* _What the task asks_: Where does the word "this" occur in the data below? Copy each line that holds it.
____
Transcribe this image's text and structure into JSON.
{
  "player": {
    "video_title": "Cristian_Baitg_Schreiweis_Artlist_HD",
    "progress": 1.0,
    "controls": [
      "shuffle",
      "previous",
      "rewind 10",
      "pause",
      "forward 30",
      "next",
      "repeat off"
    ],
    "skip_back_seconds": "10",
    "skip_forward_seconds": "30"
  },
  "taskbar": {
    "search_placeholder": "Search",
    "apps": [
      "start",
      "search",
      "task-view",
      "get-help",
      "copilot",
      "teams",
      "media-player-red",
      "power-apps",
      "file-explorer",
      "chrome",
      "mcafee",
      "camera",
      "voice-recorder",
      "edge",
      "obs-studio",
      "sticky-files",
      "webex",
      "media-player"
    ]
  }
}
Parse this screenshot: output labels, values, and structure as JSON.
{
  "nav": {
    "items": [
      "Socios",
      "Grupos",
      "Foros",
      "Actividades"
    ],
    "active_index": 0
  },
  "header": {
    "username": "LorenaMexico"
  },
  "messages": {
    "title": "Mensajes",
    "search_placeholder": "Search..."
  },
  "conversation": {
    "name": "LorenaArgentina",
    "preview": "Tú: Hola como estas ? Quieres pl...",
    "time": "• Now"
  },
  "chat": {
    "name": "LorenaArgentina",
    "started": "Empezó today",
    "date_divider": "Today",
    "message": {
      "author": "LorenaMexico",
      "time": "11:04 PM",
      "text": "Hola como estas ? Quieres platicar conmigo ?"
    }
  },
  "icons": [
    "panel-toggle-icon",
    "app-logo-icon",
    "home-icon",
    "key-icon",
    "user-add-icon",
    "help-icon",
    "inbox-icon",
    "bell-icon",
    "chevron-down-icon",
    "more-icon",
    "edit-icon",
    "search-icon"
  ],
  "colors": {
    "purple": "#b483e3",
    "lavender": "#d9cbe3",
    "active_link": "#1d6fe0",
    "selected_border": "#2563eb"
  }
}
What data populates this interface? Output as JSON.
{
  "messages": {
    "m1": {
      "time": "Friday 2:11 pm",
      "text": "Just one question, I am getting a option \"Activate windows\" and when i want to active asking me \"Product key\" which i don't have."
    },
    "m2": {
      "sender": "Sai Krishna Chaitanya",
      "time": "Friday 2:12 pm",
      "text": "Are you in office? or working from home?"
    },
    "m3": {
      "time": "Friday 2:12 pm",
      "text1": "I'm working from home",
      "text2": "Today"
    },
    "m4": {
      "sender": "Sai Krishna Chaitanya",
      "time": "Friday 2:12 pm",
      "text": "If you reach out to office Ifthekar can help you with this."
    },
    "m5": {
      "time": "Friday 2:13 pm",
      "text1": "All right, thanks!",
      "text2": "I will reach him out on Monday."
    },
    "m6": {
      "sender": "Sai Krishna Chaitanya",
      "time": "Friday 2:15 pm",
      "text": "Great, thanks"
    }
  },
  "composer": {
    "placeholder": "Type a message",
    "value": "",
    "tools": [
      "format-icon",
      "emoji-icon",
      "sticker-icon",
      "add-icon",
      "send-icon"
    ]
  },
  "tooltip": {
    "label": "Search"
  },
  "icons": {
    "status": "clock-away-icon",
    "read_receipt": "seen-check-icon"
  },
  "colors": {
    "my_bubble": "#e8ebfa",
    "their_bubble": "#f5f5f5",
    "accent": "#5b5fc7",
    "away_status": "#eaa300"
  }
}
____
* _Response area_:
Transcribe this image's text and structure into JSON.
Parse this screenshot: output labels, values, and structure as JSON.
What data populates this interface? Output as JSON.
      "text": "If you reach out to office Ifthekar can help you with this."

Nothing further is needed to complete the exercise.